● THE TASK
Work out how many lines in the entries below contain the string "Coming". Reply with that figure alone.

______________________________

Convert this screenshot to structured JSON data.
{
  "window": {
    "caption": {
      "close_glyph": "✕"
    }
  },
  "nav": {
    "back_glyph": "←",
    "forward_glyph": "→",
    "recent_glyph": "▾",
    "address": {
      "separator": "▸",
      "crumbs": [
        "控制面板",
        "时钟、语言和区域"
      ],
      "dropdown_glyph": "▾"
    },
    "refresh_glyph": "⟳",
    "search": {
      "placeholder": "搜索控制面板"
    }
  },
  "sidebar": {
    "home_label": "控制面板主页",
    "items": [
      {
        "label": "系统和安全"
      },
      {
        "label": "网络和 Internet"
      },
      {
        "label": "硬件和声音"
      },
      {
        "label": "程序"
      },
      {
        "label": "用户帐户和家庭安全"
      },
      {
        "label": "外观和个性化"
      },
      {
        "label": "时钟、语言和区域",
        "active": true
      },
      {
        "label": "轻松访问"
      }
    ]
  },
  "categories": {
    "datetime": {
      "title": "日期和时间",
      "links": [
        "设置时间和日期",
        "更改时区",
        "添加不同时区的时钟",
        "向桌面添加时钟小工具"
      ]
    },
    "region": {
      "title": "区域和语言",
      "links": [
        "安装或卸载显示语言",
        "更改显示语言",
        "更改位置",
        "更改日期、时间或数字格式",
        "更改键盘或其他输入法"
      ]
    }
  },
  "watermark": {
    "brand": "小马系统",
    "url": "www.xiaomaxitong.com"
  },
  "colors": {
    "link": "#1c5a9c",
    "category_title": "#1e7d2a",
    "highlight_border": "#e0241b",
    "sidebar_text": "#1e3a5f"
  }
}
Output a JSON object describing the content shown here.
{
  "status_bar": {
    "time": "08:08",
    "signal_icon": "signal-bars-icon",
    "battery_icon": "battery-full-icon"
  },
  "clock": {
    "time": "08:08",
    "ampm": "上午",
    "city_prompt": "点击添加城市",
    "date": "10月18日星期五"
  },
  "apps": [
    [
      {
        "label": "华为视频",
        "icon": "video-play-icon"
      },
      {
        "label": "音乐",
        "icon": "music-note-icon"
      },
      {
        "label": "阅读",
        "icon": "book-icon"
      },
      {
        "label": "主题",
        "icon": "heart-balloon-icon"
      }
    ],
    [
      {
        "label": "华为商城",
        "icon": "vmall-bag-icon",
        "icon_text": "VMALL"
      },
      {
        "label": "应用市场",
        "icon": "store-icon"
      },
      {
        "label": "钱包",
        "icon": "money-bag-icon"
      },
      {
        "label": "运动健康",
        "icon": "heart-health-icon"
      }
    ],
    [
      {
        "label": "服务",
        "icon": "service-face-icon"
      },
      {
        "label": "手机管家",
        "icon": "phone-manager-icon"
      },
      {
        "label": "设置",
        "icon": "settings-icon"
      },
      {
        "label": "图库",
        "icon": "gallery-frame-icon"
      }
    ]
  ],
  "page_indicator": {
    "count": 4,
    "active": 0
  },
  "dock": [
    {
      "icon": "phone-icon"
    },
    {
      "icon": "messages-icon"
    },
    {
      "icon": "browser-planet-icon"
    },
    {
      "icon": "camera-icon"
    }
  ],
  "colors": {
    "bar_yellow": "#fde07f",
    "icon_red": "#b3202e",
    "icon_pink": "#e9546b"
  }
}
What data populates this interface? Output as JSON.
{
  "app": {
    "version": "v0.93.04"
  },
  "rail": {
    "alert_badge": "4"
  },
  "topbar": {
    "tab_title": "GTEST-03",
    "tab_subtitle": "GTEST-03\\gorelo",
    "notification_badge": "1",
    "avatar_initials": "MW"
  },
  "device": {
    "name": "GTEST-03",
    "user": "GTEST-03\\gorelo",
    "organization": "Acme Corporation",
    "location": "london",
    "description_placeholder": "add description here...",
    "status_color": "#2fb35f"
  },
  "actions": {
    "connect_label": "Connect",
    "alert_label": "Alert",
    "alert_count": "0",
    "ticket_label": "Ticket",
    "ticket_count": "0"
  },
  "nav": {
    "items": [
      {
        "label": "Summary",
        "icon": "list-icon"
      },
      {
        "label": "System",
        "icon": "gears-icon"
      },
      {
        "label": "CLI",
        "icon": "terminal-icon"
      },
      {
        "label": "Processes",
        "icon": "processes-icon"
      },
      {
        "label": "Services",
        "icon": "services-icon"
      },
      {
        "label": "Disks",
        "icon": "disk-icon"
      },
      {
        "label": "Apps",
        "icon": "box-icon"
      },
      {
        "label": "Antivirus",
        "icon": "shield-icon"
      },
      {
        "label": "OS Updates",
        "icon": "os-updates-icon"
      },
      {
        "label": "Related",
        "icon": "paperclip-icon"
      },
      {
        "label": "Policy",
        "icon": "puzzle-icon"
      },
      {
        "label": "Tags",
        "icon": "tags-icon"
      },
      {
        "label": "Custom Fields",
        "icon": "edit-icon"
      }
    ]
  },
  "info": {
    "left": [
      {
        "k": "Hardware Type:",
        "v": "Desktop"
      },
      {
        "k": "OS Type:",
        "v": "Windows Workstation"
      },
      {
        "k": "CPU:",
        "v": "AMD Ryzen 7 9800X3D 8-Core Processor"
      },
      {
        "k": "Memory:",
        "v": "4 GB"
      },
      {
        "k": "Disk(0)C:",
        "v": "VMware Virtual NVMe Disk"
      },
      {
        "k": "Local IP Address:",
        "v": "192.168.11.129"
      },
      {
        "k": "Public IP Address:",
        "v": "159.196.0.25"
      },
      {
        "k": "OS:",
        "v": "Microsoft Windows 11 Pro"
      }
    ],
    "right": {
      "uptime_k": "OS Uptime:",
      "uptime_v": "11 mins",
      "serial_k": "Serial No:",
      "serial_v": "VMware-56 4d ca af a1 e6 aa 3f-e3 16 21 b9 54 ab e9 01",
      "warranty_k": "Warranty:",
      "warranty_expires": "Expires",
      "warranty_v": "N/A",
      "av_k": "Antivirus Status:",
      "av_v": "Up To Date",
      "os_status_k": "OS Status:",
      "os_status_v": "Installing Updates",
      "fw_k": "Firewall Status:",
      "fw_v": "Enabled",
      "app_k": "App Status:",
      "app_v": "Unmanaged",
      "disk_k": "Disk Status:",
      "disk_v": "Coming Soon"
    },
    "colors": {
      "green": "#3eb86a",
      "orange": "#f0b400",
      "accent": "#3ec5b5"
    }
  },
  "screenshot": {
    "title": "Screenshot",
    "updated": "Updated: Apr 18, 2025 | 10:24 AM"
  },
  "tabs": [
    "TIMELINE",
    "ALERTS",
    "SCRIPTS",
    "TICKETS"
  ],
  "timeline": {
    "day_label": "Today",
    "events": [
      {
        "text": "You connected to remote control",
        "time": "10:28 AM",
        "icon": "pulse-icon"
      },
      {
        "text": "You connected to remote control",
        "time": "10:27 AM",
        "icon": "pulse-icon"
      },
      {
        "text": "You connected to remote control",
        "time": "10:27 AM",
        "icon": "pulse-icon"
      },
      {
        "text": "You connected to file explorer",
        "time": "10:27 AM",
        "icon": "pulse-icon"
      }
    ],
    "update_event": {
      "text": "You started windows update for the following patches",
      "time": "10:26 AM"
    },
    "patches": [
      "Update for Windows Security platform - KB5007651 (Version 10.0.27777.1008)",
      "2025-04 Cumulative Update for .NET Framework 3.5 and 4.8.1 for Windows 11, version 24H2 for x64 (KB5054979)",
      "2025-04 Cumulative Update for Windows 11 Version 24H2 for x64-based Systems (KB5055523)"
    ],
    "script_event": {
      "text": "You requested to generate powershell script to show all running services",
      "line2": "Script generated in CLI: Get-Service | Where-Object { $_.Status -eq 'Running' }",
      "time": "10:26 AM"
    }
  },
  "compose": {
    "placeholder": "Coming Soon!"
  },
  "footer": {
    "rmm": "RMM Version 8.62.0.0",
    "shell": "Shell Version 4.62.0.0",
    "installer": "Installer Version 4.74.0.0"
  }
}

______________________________

● WRITTEN ANSWER
2